    - verbose -- also display tag descriptions if True (default=False)
    # yank the sentence containing the cursor into the default register.
    vim.command('normal mn(v)hy`n')
    # get the contents of the default register.
    content = vim.eval('@@')
    text = nltk.word_tokenize(content)
    tags = nltk.pos_tag(text, tagset=tagset)
    if tagset is None and verbose:
        tagsetdefs = RegexpChunkApp.TAGSET
        for word, tag in tags:
            desc = tagsetdefs.get(tag)
            print('word: "{}" -- tag: {} ({})'.format(word, tag, desc))
        for word, tag in tags:
            print('word: "{}" -- tag: {}'.format(word, tag))

map <leader>z :py3 show_tags_sentence(tagset=None, verbose=True)<cr>


  • This code is in a .vim file that we are going to load with the, for example, following Nvim command :source examples01.vim.

  • We tell Nvim which parts of that file are Python code by bracketing those lines with py3 << EOF and EOF.

  • In order to retrieve the sentence containing the cursor, we use the following:

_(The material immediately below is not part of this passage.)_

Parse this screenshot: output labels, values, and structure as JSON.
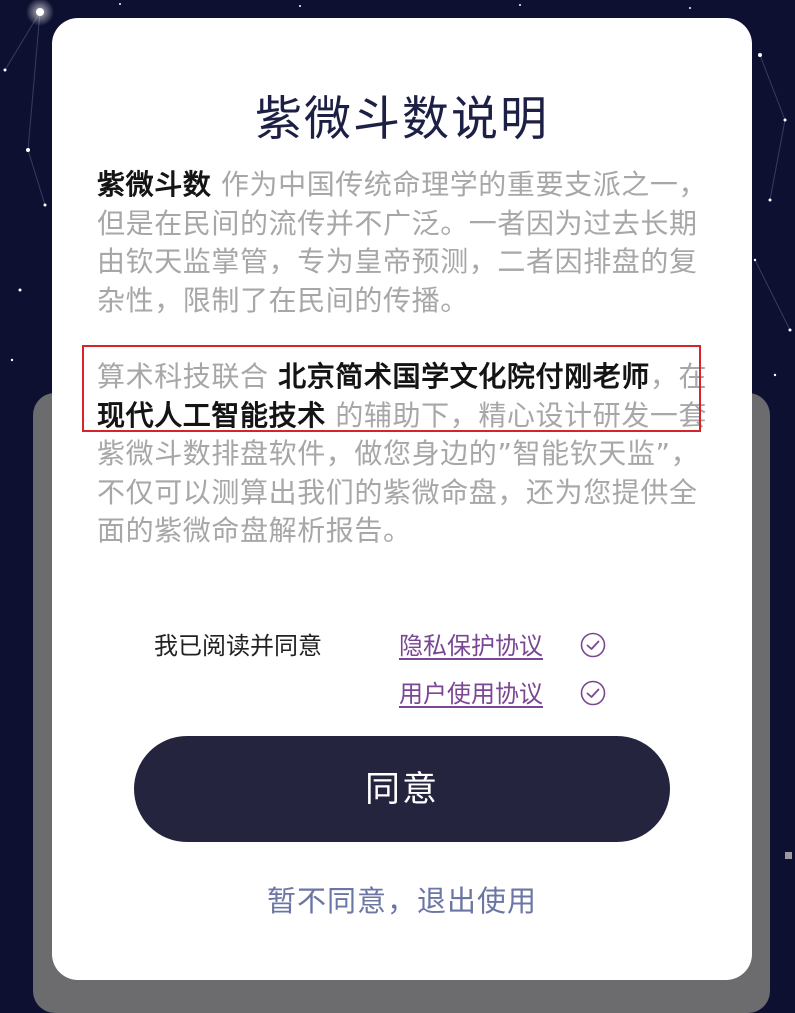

    vim.command('normal mn(v)hy`n')    # line 1
    content = vim.eval('@@')           # line 2

    The first line executes Nvim normal commands, i.e. the commands that we use when we're in normal mode in Nvim. These commands (1) save the cursor position in mark "n" ("mn"); (2) go to the beginning of the sentence containing the cursor ("("); (3) start character-wise visual mode to select characters ("v"); (4) go to the end of the sentence (")"); (5) go left one character ("h"); and (6) yank the selected text ("y").

    The second line retrieves the value of the default (unnamed) register, which now contains our selected text (the sentence).

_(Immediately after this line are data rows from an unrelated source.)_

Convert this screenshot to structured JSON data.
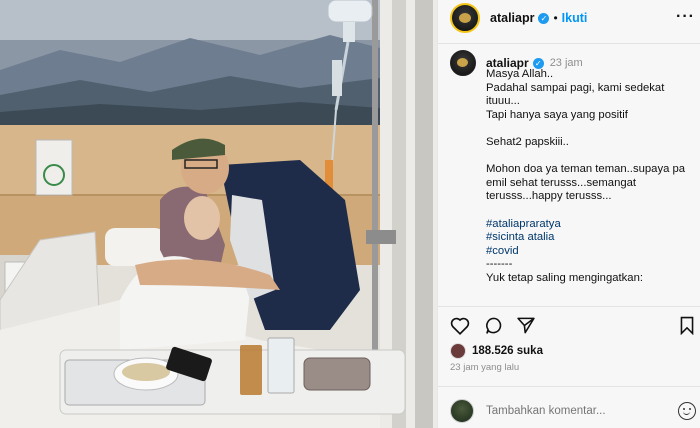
{
  "post": {
    "username": "ataliapr",
    "follow_label": "Ikuti",
    "more_label": "···",
    "caption_time": "23 jam",
    "caption_lines": [
      "Masya Allah..",
      "Padahal sampai pagi, kami sedekat",
      "ituuu...",
      "Tapi hanya saya yang positif",
      "",
      "Sehat2 papskiii..",
      "",
      "Mohon doa ya teman teman..supaya pa",
      "emil sehat terusss...semangat",
      "terusss...happy terusss...",
      "",
      "#ataliapraratya",
      "#sicinta atalia",
      "#covid",
      "-------",
      "Yuk tetap saling mengingatkan:"
    ],
    "likes": "188.526 suka",
    "posted_ago": "23 jam yang lalu",
    "comment_placeholder": "Tambahkan komentar..."
  },
  "icons": {
    "verified": "verified-badge-icon",
    "like": "heart-icon",
    "comment": "comment-icon",
    "share": "send-icon",
    "save": "bookmark-icon",
    "emoji": "smiley-icon"
  },
  "colors": {
    "link": "#0095f6",
    "hashtag": "#00376b",
    "muted": "#8e8e8e",
    "verified": "#1d9bf0"
  }
}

  • Next we use nltk to break the sentence into tokens and then turn the tokens into a list of 2-tuples, each tuple containing a token and a tag. The tokens, by the way, are often words, but sometimes punctuation. You can learn more about "Categorizing and Tagging Words" here: http://www.nltk.org/book/ch05.html.

  • And, finally, we use the Python print function to display the tokens, tags, and (optionally) tag descriptions.

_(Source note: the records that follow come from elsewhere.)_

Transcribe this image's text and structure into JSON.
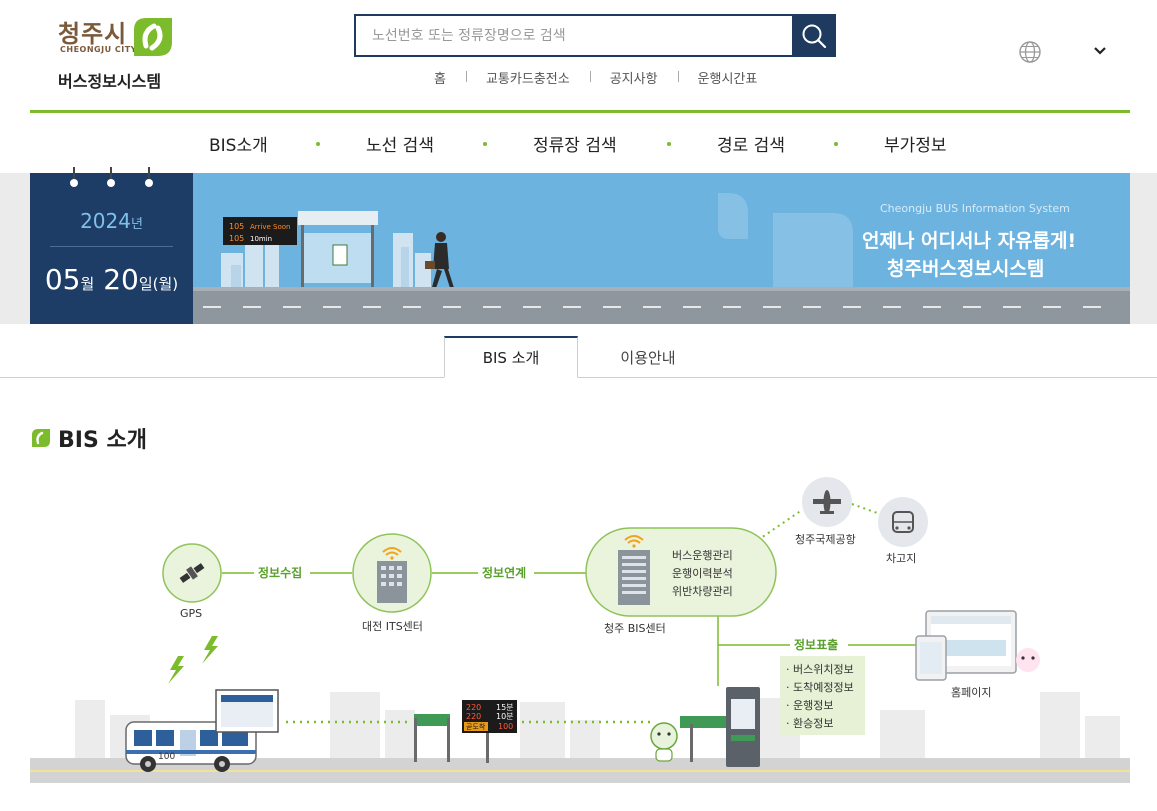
{
  "header": {
    "logo_city": "청주시",
    "logo_city_en": "CHEONGJU CITY",
    "logo_system": "버스정보시스템",
    "search_placeholder": "노선번호 또는 정류장명으로 검색",
    "quick_links": [
      "홈",
      "교통카드충전소",
      "공지사항",
      "운행시간표"
    ]
  },
  "nav": {
    "items": [
      "BIS소개",
      "노선 검색",
      "정류장 검색",
      "경로 검색",
      "부가정보"
    ]
  },
  "banner": {
    "year": "2024",
    "year_unit": "년",
    "month": "05",
    "month_unit": "월",
    "day": "20",
    "day_unit": "일(월)",
    "subtitle": "Cheongju BUS Information System",
    "title_line1": "언제나 어디서나 자유롭게!",
    "title_line2": "청주버스정보시스템",
    "display_row1_route": "105",
    "display_row1_msg": "Arrive Soon",
    "display_row2_route": "105",
    "display_row2_msg": "10min"
  },
  "tabs": [
    "BIS 소개",
    "이용안내"
  ],
  "section": {
    "title": "BIS 소개"
  },
  "diagram": {
    "gps": "GPS",
    "collect": "정보수집",
    "its_center": "대전 ITS센터",
    "link": "정보연계",
    "bis_center": "청주 BIS센터",
    "bis_functions": [
      "버스운행관리",
      "운행이력분석",
      "위반차량관리"
    ],
    "airport": "청주국제공항",
    "garage": "차고지",
    "display": "정보표출",
    "display_items": [
      "버스위치정보",
      "도착예정정보",
      "운행정보",
      "환승정보"
    ],
    "homepage": "홈페이지",
    "bus_number": "100",
    "sign_rows": [
      {
        "route": "220",
        "time": "15분"
      },
      {
        "route": "220",
        "time": "10분"
      },
      {
        "route": "곧도착",
        "time": "100"
      }
    ]
  },
  "colors": {
    "navy": "#1d3d66",
    "green": "#7cbb2c",
    "banner_sky": "#6db3e0"
  }
}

  • RegexpChunkApp.TAGSET is a Python dictionary from nltk that enables us to provide a small bit of description for each tag.

  • For convenience, we map a call to this Python function to ,z (comma is my leader character in Nvim; see :help leader.) Note that this mapping is Vim script, and so it's outside of our "EOF" Python brackets.

Here is a sample of the output:

This is the cheese that lay in the house
that Jack built.
word: "This" -- tag: DT (Determiner)
word: "is" -- tag: VBZ (Verb,3rd ps. sing. present)
word: "the" -- tag: DT (Determiner)
word: "cheese" -- tag: NN (Noun, singular or masps)
word: "that" -- tag: WDT (wh-determiner)
word: "lay" -- tag: VBD (Verb, past tense)
word: "in" -- tag: IN (Preposition/subord. conjunction)
word: "the" -- tag: DT (Determiner)
word: "house" -- tag: NN (Noun, singular or masps)
word: "that" -- tag: WDT (wh-determiner)
word: "Jack" -- tag: NNP (Proper noun, singular)
word: "built" -- tag: NN (Noun, singular or masps)
word: "." -- tag: . (period)
Press ENTER or type command to continue

Wait. I think nltk made a mistake on the last tag "built". Should be a verb. What do you think?

3.2   Sentence complexity analysis with textstat

You can read about textstat here: https://pypi.org/project/textstat/.

Example code:

py3 << EOF
from textstat import flesch_reading_ease
def anal_complexity_sentence():
    # yank the sentence containing the cursor into the default register.
    vim.command('normal mn(v)hy`n')
    # get the contents of the default register.
    content = vim.eval('@@')
    complexity = flesch_reading_ease(content)
    print('content: {}'.format(content))
    print('complexity: {}'.format(complexity))

map <leader>u :py3 anal_complexity_sentence()<cr>

And, here are some samples of output. It shows the sentence being analyzed and the reading ease score. Bigger numbers are easier and smaller numbers indicate more difficulty.:

[Example 1]
The furry bunny hopped after the small, red squirrel.
Press ENTER or type command to continue

[Example 2]
This is the
house that Jack built.
Press ENTER or type command to continue

[Example 3]
This is the
dog that worried the cat that chased the rat that ate the cheese
that lay in the house that Jack built.
Press ENTER or type command to continue